REQUIREMENT: Each entry is to be output precisely as it appears.

[Dataset rows describing interfaces]
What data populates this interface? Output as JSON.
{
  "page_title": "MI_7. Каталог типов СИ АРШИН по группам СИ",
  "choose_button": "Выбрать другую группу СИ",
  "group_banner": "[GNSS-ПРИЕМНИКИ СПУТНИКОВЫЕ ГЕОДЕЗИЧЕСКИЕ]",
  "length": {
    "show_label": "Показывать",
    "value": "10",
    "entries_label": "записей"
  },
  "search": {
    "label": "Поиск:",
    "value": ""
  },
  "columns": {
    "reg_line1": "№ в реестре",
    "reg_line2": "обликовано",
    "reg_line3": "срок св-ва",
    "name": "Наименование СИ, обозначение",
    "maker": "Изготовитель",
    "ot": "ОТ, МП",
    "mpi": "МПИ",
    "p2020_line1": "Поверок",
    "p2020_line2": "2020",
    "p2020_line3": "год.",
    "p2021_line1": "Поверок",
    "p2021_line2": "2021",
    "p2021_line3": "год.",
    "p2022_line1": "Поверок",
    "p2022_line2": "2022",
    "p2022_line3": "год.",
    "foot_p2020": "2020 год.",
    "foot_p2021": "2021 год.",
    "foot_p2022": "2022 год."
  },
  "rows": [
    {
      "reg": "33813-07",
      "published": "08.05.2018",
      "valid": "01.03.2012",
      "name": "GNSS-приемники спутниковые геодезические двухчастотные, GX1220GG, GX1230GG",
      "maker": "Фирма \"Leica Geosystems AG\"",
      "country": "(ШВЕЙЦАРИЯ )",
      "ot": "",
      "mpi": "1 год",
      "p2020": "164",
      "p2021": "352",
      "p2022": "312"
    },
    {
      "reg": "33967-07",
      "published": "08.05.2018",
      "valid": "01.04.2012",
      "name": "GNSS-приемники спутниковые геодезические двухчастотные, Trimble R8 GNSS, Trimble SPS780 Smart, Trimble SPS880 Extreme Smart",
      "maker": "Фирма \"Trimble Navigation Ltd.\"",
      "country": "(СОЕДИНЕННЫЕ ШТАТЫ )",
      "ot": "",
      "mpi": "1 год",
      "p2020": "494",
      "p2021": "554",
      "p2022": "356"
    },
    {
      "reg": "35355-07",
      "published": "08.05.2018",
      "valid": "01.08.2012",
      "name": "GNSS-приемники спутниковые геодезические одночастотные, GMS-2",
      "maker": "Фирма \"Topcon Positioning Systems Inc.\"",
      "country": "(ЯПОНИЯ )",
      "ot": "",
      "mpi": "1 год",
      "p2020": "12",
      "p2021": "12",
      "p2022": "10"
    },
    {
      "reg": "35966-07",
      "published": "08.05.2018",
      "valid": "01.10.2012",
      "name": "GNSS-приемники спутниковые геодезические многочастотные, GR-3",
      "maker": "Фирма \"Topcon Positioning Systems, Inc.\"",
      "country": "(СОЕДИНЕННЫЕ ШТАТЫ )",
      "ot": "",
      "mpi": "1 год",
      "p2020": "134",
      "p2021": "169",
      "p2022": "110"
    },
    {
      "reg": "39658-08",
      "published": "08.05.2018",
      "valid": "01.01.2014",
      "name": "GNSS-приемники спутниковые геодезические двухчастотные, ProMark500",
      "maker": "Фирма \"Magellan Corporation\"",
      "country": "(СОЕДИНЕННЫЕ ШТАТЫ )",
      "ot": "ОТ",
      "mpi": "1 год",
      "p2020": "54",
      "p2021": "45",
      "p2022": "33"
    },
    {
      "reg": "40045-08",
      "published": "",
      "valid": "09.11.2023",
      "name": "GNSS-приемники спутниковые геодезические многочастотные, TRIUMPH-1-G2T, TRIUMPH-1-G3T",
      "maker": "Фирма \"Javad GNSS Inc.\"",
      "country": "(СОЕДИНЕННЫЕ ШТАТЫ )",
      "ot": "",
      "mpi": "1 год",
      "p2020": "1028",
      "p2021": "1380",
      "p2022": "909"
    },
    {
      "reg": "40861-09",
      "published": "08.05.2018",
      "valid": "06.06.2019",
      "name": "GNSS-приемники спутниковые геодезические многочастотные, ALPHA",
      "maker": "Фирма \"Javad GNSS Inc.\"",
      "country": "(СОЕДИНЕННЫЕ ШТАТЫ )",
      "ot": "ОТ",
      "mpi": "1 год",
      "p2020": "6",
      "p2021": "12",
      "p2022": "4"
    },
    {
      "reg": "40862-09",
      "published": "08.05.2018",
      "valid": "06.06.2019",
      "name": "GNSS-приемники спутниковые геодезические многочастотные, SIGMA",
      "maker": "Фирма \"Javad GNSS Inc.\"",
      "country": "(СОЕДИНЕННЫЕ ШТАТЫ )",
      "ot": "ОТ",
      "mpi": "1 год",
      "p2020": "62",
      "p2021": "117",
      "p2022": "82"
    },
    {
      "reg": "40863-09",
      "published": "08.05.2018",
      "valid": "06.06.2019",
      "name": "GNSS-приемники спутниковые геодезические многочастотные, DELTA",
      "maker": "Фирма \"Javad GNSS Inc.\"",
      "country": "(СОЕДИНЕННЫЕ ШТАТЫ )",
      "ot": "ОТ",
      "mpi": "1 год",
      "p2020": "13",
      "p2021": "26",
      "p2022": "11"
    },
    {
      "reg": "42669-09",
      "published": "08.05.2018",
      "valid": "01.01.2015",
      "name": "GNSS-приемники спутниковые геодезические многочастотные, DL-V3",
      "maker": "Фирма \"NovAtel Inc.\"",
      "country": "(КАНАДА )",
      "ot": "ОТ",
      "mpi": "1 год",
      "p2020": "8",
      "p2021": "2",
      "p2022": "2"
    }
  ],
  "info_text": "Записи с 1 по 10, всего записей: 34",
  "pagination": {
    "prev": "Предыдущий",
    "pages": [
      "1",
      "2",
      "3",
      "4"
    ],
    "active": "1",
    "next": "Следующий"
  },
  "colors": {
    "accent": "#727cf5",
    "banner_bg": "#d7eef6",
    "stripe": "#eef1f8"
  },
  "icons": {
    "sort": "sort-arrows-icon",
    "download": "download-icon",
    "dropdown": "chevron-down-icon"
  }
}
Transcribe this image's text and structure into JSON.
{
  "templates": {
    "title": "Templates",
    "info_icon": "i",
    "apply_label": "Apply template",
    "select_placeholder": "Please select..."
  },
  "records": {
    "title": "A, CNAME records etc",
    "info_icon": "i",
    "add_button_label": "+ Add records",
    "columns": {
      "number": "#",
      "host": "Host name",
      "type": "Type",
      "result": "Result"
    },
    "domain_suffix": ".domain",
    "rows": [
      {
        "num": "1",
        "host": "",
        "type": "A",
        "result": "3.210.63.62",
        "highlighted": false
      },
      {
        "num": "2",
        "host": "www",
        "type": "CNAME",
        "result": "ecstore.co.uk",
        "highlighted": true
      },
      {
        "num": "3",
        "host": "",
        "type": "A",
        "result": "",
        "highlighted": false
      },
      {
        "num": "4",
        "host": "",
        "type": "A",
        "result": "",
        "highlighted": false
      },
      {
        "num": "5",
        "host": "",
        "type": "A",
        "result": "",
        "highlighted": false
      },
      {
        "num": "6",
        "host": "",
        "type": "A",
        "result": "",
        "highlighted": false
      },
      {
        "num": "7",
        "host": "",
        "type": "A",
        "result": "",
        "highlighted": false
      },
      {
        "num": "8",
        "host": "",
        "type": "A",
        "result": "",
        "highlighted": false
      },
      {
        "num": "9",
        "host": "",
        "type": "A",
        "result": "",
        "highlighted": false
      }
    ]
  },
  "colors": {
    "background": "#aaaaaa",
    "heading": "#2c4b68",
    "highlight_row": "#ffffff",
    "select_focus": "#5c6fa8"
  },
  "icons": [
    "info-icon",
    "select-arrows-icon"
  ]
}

OUTPUT FOR THIS TASK:
What data populates this interface? Output as JSON.
{
  "page_title": "MI_7. Каталог типов СИ АРШИН по группам СИ",
  "choose_button": "Выбрать другую группу СИ",
  "group_banner": "[GNSS-ПРИЕМНИКИ СПУТНИКОВЫЕ ГЕОДЕЗИЧЕСКИЕ]",
  "length": {
    "show_label": "Показывать",
    "value": "10",
    "entries_label": "записей"
  },
  "search": {
    "label": "Поиск:",
    "value": ""
  },
  "columns": {
    "reg_line1": "№ в реестре",
    "reg_line2": "обликовано",
    "reg_line3": "срок св-ва",
    "name": "Наименование СИ, обозначение",
    "maker": "Изготовитель",
    "ot": "ОТ, МП",
    "mpi": "МПИ",
    "p2020_line1": "Поверок",
    "p2020_line2": "2020",
    "p2020_line3": "год.",
    "p2021_line1": "Поверок",
    "p2021_line2": "2021",
    "p2021_line3": "год.",
    "p2022_line1": "Поверок",
    "p2022_line2": "2022",
    "p2022_line3": "год.",
    "foot_p2020": "2020 год.",
    "foot_p2021": "2021 год.",
    "foot_p2022": "2022 год."
  },
  "rows": [
    {
      "reg": "33813-07",
      "published": "08.05.2018",
      "valid": "01.03.2012",
      "name": "GNSS-приемники спутниковые геодезические двухчастотные, GX1220GG, GX1230GG",
      "maker": "Фирма \"Leica Geosystems AG\"",
      "country": "(ШВЕЙЦАРИЯ )",
      "ot": "",
      "mpi": "1 год",
      "p2020": "164",
      "p2021": "352",
      "p2022": "312"
    },
    {
      "reg": "33967-07",
      "published": "08.05.2018",
      "valid": "01.04.2012",
      "name": "GNSS-приемники спутниковые геодезические двухчастотные, Trimble R8 GNSS, Trimble SPS780 Smart, Trimble SPS880 Extreme Smart",
      "maker": "Фирма \"Trimble Navigation Ltd.\"",
      "country": "(СОЕДИНЕННЫЕ ШТАТЫ )",
      "ot": "",
      "mpi": "1 год",
      "p2020": "494",
      "p2021": "554",
      "p2022": "356"
    },
    {
      "reg": "35355-07",
      "published": "08.05.2018",
      "valid": "01.08.2012",
      "name": "GNSS-приемники спутниковые геодезические одночастотные, GMS-2",
      "maker": "Фирма \"Topcon Positioning Systems Inc.\"",
      "country": "(ЯПОНИЯ )",
      "ot": "",
      "mpi": "1 год",
      "p2020": "12",
      "p2021": "12",
      "p2022": "10"
    },
    {
      "reg": "35966-07",
      "published": "08.05.2018",
      "valid": "01.10.2012",
      "name": "GNSS-приемники спутниковые геодезические многочастотные, GR-3",
      "maker": "Фирма \"Topcon Positioning Systems, Inc.\"",
      "country": "(СОЕДИНЕННЫЕ ШТАТЫ )",
      "ot": "",
      "mpi": "1 год",
      "p2020": "134",
      "p2021": "169",
      "p2022": "110"
    },
    {
      "reg": "39658-08",
      "published": "08.05.2018",
      "valid": "01.01.2014",
      "name": "GNSS-приемники спутниковые геодезические двухчастотные, ProMark500",
      "maker": "Фирма \"Magellan Corporation\"",
      "country": "(СОЕДИНЕННЫЕ ШТАТЫ )",
      "ot": "ОТ",
      "mpi": "1 год",
      "p2020": "54",
      "p2021": "45",
      "p2022": "33"
    },
    {
      "reg": "40045-08",
      "published": "",
      "valid": "09.11.2023",
      "name": "GNSS-приемники спутниковые геодезические многочастотные, TRIUMPH-1-G2T, TRIUMPH-1-G3T",
      "maker": "Фирма \"Javad GNSS Inc.\"",
      "country": "(СОЕДИНЕННЫЕ ШТАТЫ )",
      "ot": "",
      "mpi": "1 год",
      "p2020": "1028",
      "p2021": "1380",
      "p2022": "909"
    },
    {
      "reg": "40861-09",
      "published": "08.05.2018",
      "valid": "06.06.2019",
      "name": "GNSS-приемники спутниковые геодезические многочастотные, ALPHA",
      "maker": "Фирма \"Javad GNSS Inc.\"",
      "country": "(СОЕДИНЕННЫЕ ШТАТЫ )",
      "ot": "ОТ",
      "mpi": "1 год",
      "p2020": "6",
      "p2021": "12",
      "p2022": "4"
    },
    {
      "reg": "40862-09",
      "published": "08.05.2018",
      "valid": "06.06.2019",
      "name": "GNSS-приемники спутниковые геодезические многочастотные, SIGMA",
      "maker": "Фирма \"Javad GNSS Inc.\"",
      "country": "(СОЕДИНЕННЫЕ ШТАТЫ )",
      "ot": "ОТ",
      "mpi": "1 год",
      "p2020": "62",
      "p2021": "117",
      "p2022": "82"
    },
    {
      "reg": "40863-09",
      "published": "08.05.2018",
      "valid": "06.06.2019",
      "name": "GNSS-приемники спутниковые геодезические многочастотные, DELTA",
      "maker": "Фирма \"Javad GNSS Inc.\"",
      "country": "(СОЕДИНЕННЫЕ ШТАТЫ )",
      "ot": "ОТ",
      "mpi": "1 год",
      "p2020": "13",
      "p2021": "26",
      "p2022": "11"
    },
    {
      "reg": "42669-09",
      "published": "08.05.2018",
      "valid": "01.01.2015",
      "name": "GNSS-приемники спутниковые геодезические многочастотные, DL-V3",
      "maker": "Фирма \"NovAtel Inc.\"",
      "country": "(КАНАДА )",
      "ot": "ОТ",
      "mpi": "1 год",
      "p2020": "8",
      "p2021": "2",
      "p2022": "2"
    }
  ],
  "info_text": "Записи с 1 по 10, всего записей: 34",
  "pagination": {
    "prev": "Предыдущий",
    "pages": [
      "1",
      "2",
      "3",
      "4"
    ],
    "active": "1",
    "next": "Следующий"
  },
  "colors": {
    "accent": "#727cf5",
    "banner_bg": "#d7eef6",
    "stripe": "#eef1f8"
  },
  "icons": {
    "sort": "sort-arrows-icon",
    "download": "download-icon",
    "dropdown": "chevron-down-icon"
  }
}
Transcribe this image's text and structure into JSON.
{
  "templates": {
    "title": "Templates",
    "info_icon": "i",
    "apply_label": "Apply template",
    "select_placeholder": "Please select..."
  },
  "records": {
    "title": "A, CNAME records etc",
    "info_icon": "i",
    "add_button_label": "+ Add records",
    "columns": {
      "number": "#",
      "host": "Host name",
      "type": "Type",
      "result": "Result"
    },
    "domain_suffix": ".domain",
    "rows": [
      {
        "num": "1",
        "host": "",
        "type": "A",
        "result": "3.210.63.62",
        "highlighted": false
      },
      {
        "num": "2",
        "host": "www",
        "type": "CNAME",
        "result": "ecstore.co.uk",
        "highlighted": true
      },
      {
        "num": "3",
        "host": "",
        "type": "A",
        "result": "",
        "highlighted": false
      },
      {
        "num": "4",
        "host": "",
        "type": "A",
        "result": "",
        "highlighted": false
      },
      {
        "num": "5",
        "host": "",
        "type": "A",
        "result": "",
        "highlighted": false
      },
      {
        "num": "6",
        "host": "",
        "type": "A",
        "result": "",
        "highlighted": false
      },
      {
        "num": "7",
        "host": "",
        "type": "A",
        "result": "",
        "highlighted": false
      },
      {
        "num": "8",
        "host": "",
        "type": "A",
        "result": "",
        "highlighted": false
      },
      {
        "num": "9",
        "host": "",
        "type": "A",
        "result": "",
        "highlighted": false
      }
    ]
  },
  "colors": {
    "background": "#aaaaaa",
    "heading": "#2c4b68",
    "highlight_row": "#ffffff",
    "select_focus": "#5c6fa8"
  },
  "icons": [
    "info-icon",
    "select-arrows-icon"
  ]
}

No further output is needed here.